U.S. Secretary of State Hillary Clinton on Wednesday announced business initiatives to benefit women in Muslim countries as part of a broader drive this week to promote U.S.-Muslims economic ties.
"What we’re doing is trying to pry open those doors of opportunity for more people to walk through, more people in Muslim-majority countries and more women specifically," Clinton told a breakfast gathering.
"Because the fact is that women still have a harder time accessing loans and equity capital investments," Clinton said.
The chief U.S. diplomat promised, for example, to pair women entrepreneurs in Muslim countries with U.S. business mentors who will offer them up to six weeks of training in California’s hi-tech Silicon Valley.
The projects announced here are also part of a State Department campaign to promote women entrepreneurs internationally, underscoring Clinton’s views that bettering the lot of women will help lift countries out of war and poverty.
She announced the "Secretary’s International Fund for Women and Girls," a public-private partnership to provide grants to non-government organizations which seek to help women make economic, social, and political gains.
The fund is designed to offer women greater economic opportunities, combat violence against them and give them greater access to education and health care.
Clinton speech at a breakfast for women entrepreneurs came after President Barack Obama on Monday laid a key plank of his strategy to mend ties with the Islamic world when he hosted a summit to boost development in Muslim nations.
The president pledged to host the meeting in a landmark speech in Cairo last June, when he also called for a "new beginning" to relations between the United States and the Muslim world which hit a low under president George W. Bush.
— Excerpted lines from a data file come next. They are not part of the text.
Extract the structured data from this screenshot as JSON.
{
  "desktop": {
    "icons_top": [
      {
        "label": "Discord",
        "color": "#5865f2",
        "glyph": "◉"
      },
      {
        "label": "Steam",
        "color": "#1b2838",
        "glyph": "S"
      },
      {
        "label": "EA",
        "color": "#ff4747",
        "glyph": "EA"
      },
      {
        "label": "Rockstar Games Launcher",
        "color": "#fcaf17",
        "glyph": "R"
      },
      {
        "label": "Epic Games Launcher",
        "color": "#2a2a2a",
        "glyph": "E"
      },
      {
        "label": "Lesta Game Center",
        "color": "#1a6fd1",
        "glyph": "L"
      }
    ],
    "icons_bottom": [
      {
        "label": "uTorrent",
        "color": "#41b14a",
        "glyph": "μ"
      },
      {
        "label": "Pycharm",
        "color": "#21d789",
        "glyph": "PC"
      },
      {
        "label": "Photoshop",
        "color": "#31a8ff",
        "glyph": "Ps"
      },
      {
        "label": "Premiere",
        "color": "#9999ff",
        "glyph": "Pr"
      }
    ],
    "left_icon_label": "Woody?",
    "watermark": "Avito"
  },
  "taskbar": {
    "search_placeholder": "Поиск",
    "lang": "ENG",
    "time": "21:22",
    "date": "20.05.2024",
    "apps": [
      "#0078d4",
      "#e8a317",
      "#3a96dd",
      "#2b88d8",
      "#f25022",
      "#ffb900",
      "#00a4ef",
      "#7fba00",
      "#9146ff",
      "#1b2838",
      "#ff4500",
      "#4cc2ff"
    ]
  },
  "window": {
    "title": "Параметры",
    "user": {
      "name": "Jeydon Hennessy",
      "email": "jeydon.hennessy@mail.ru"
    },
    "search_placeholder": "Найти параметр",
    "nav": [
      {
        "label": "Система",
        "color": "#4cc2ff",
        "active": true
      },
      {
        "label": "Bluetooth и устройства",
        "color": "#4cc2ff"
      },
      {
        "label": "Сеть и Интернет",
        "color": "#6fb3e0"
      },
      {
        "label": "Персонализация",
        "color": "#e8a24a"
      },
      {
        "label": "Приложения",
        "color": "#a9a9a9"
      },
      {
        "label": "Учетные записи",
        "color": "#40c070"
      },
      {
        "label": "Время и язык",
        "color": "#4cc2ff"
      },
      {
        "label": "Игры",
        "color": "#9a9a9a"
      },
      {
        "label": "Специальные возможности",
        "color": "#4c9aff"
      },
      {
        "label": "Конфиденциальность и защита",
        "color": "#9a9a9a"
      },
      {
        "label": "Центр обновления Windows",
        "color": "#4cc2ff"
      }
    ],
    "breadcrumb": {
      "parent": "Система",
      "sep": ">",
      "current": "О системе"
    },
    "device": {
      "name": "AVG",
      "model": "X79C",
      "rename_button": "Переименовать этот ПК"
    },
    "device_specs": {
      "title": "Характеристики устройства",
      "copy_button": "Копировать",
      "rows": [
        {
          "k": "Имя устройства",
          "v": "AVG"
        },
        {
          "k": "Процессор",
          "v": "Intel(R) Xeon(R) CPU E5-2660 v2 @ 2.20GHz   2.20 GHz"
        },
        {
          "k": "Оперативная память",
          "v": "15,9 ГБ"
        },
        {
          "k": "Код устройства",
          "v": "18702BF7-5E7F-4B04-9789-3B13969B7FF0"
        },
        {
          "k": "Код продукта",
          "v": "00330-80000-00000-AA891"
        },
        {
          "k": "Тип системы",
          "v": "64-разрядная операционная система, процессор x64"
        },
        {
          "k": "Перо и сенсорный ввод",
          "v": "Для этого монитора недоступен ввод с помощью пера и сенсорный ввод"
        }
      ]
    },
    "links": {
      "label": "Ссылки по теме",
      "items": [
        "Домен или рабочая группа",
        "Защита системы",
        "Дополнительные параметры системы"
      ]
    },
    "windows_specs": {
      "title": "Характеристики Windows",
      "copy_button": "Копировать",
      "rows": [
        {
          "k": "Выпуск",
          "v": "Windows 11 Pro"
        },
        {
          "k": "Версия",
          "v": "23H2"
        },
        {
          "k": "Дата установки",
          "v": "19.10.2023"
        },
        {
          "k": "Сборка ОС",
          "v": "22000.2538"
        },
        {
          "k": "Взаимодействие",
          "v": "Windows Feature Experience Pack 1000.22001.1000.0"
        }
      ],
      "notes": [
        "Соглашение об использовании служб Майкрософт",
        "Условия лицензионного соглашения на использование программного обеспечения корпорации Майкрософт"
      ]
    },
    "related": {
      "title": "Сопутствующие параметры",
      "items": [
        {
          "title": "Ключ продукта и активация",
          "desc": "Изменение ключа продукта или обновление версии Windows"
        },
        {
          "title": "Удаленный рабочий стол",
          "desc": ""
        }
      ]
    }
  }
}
Also this week, Clinton announced the launch of the Global Entrepreneurship Program’s first pilot program, in Muslim-majority Egypt, coordinated by a team of entrepreneurs sponsored by the US Agency for International Development.